> **The task**
Return every record below exactly as written.

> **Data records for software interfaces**
━━━━━━━━

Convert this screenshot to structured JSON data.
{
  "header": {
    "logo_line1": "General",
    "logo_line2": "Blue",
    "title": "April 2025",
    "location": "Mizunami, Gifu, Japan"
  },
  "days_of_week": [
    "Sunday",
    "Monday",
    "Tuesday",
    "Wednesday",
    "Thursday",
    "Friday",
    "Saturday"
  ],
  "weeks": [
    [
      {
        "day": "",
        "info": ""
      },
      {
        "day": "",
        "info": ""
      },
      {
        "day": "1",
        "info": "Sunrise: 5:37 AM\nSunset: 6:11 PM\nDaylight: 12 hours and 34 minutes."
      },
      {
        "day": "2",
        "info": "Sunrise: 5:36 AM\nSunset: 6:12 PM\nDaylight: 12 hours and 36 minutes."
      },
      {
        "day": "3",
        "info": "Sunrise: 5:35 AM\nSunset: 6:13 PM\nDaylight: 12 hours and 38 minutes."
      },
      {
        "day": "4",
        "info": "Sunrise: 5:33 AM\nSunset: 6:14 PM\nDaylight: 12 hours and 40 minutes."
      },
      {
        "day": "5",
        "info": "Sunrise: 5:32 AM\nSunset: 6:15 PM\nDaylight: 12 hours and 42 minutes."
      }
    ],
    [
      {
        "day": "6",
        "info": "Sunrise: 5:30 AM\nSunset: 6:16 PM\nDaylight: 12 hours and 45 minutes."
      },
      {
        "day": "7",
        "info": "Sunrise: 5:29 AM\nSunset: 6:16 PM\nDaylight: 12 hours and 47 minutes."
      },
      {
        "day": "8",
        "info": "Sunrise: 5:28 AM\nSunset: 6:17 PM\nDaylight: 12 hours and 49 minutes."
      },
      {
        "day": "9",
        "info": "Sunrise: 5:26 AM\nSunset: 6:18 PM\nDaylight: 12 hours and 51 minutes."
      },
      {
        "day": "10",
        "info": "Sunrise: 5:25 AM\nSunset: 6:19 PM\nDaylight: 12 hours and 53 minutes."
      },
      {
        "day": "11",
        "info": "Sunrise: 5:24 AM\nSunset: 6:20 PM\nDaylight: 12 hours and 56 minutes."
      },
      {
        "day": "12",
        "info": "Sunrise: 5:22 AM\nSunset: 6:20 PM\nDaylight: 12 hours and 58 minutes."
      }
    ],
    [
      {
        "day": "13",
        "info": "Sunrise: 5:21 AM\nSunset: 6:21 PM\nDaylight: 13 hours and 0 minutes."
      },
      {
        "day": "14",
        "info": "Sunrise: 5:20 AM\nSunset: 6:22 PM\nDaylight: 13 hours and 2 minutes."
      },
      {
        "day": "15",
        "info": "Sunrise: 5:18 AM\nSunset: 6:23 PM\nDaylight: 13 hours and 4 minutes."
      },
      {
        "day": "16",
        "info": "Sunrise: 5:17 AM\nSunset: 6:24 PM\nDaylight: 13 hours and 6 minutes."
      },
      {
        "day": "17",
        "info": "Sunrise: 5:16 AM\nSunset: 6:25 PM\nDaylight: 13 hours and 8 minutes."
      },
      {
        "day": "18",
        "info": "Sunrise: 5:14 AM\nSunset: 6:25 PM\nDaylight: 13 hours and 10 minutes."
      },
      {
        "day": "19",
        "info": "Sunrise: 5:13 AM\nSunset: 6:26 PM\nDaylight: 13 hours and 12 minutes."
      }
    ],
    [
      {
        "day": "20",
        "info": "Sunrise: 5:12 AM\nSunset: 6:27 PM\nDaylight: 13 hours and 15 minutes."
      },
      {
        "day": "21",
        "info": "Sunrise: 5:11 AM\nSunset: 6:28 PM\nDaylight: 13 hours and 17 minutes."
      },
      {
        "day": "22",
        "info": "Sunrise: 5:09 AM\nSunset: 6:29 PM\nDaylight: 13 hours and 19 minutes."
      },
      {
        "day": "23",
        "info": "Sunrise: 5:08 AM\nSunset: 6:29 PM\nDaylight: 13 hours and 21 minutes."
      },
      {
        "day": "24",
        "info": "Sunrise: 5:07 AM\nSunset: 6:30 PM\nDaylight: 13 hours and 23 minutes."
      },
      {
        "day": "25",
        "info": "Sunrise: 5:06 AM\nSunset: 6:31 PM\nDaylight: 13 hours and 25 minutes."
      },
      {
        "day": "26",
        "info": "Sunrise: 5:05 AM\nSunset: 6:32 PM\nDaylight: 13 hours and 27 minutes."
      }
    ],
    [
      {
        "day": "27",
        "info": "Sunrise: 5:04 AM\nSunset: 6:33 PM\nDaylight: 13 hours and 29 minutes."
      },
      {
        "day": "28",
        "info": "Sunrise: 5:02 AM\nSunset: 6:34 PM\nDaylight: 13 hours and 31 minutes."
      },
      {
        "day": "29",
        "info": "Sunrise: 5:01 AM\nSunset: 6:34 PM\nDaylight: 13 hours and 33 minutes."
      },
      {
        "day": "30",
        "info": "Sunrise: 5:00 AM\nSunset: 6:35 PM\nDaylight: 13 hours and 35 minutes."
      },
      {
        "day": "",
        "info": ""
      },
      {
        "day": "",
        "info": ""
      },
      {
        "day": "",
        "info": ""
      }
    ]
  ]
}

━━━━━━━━

> **Response area**
Convert this screenshot to structured JSON data.
{
  "header": {
    "logo_line1": "General",
    "logo_line2": "Blue",
    "title": "April 2025",
    "location": "Mizunami, Gifu, Japan"
  },
  "days_of_week": [
    "Sunday",
    "Monday",
    "Tuesday",
    "Wednesday",
    "Thursday",
    "Friday",
    "Saturday"
  ],
  "weeks": [
    [
      {
        "day": "",
        "info": ""
      },
      {
        "day": "",
        "info": ""
      },
      {
        "day": "1",
        "info": "Sunrise: 5:37 AM\nSunset: 6:11 PM\nDaylight: 12 hours and 34 minutes."
      },
      {
        "day": "2",
        "info": "Sunrise: 5:36 AM\nSunset: 6:12 PM\nDaylight: 12 hours and 36 minutes."
      },
      {
        "day": "3",
        "info": "Sunrise: 5:35 AM\nSunset: 6:13 PM\nDaylight: 12 hours and 38 minutes."
      },
      {
        "day": "4",
        "info": "Sunrise: 5:33 AM\nSunset: 6:14 PM\nDaylight: 12 hours and 40 minutes."
      },
      {
        "day": "5",
        "info": "Sunrise: 5:32 AM\nSunset: 6:15 PM\nDaylight: 12 hours and 42 minutes."
      }
    ],
    [
      {
        "day": "6",
        "info": "Sunrise: 5:30 AM\nSunset: 6:16 PM\nDaylight: 12 hours and 45 minutes."
      },
      {
        "day": "7",
        "info": "Sunrise: 5:29 AM\nSunset: 6:16 PM\nDaylight: 12 hours and 47 minutes."
      },
      {
        "day": "8",
        "info": "Sunrise: 5:28 AM\nSunset: 6:17 PM\nDaylight: 12 hours and 49 minutes."
      },
      {
        "day": "9",
        "info": "Sunrise: 5:26 AM\nSunset: 6:18 PM\nDaylight: 12 hours and 51 minutes."
      },
      {
        "day": "10",
        "info": "Sunrise: 5:25 AM\nSunset: 6:19 PM\nDaylight: 12 hours and 53 minutes."
      },
      {
        "day": "11",
        "info": "Sunrise: 5:24 AM\nSunset: 6:20 PM\nDaylight: 12 hours and 56 minutes."
      },
      {
        "day": "12",
        "info": "Sunrise: 5:22 AM\nSunset: 6:20 PM\nDaylight: 12 hours and 58 minutes."
      }
    ],
    [
      {
        "day": "13",
        "info": "Sunrise: 5:21 AM\nSunset: 6:21 PM\nDaylight: 13 hours and 0 minutes."
      },
      {
        "day": "14",
        "info": "Sunrise: 5:20 AM\nSunset: 6:22 PM\nDaylight: 13 hours and 2 minutes."
      },
      {
        "day": "15",
        "info": "Sunrise: 5:18 AM\nSunset: 6:23 PM\nDaylight: 13 hours and 4 minutes."
      },
      {
        "day": "16",
        "info": "Sunrise: 5:17 AM\nSunset: 6:24 PM\nDaylight: 13 hours and 6 minutes."
      },
      {
        "day": "17",
        "info": "Sunrise: 5:16 AM\nSunset: 6:25 PM\nDaylight: 13 hours and 8 minutes."
      },
      {
        "day": "18",
        "info": "Sunrise: 5:14 AM\nSunset: 6:25 PM\nDaylight: 13 hours and 10 minutes."
      },
      {
        "day": "19",
        "info": "Sunrise: 5:13 AM\nSunset: 6:26 PM\nDaylight: 13 hours and 12 minutes."
      }
    ],
    [
      {
        "day": "20",
        "info": "Sunrise: 5:12 AM\nSunset: 6:27 PM\nDaylight: 13 hours and 15 minutes."
      },
      {
        "day": "21",
        "info": "Sunrise: 5:11 AM\nSunset: 6:28 PM\nDaylight: 13 hours and 17 minutes."
      },
      {
        "day": "22",
        "info": "Sunrise: 5:09 AM\nSunset: 6:29 PM\nDaylight: 13 hours and 19 minutes."
      },
      {
        "day": "23",
        "info": "Sunrise: 5:08 AM\nSunset: 6:29 PM\nDaylight: 13 hours and 21 minutes."
      },
      {
        "day": "24",
        "info": "Sunrise: 5:07 AM\nSunset: 6:30 PM\nDaylight: 13 hours and 23 minutes."
      },
      {
        "day": "25",
        "info": "Sunrise: 5:06 AM\nSunset: 6:31 PM\nDaylight: 13 hours and 25 minutes."
      },
      {
        "day": "26",
        "info": "Sunrise: 5:05 AM\nSunset: 6:32 PM\nDaylight: 13 hours and 27 minutes."
      }
    ],
    [
      {
        "day": "27",
        "info": "Sunrise: 5:04 AM\nSunset: 6:33 PM\nDaylight: 13 hours and 29 minutes."
      },
      {
        "day": "28",
        "info": "Sunrise: 5:02 AM\nSunset: 6:34 PM\nDaylight: 13 hours and 31 minutes."
      },
      {
        "day": "29",
        "info": "Sunrise: 5:01 AM\nSunset: 6:34 PM\nDaylight: 13 hours and 33 minutes."
      },
      {
        "day": "30",
        "info": "Sunrise: 5:00 AM\nSunset: 6:35 PM\nDaylight: 13 hours and 35 minutes."
      },
      {
        "day": "",
        "info": ""
      },
      {
        "day": "",
        "info": ""
      },
      {
        "day": "",
        "info": ""
      }
    ]
  ]
}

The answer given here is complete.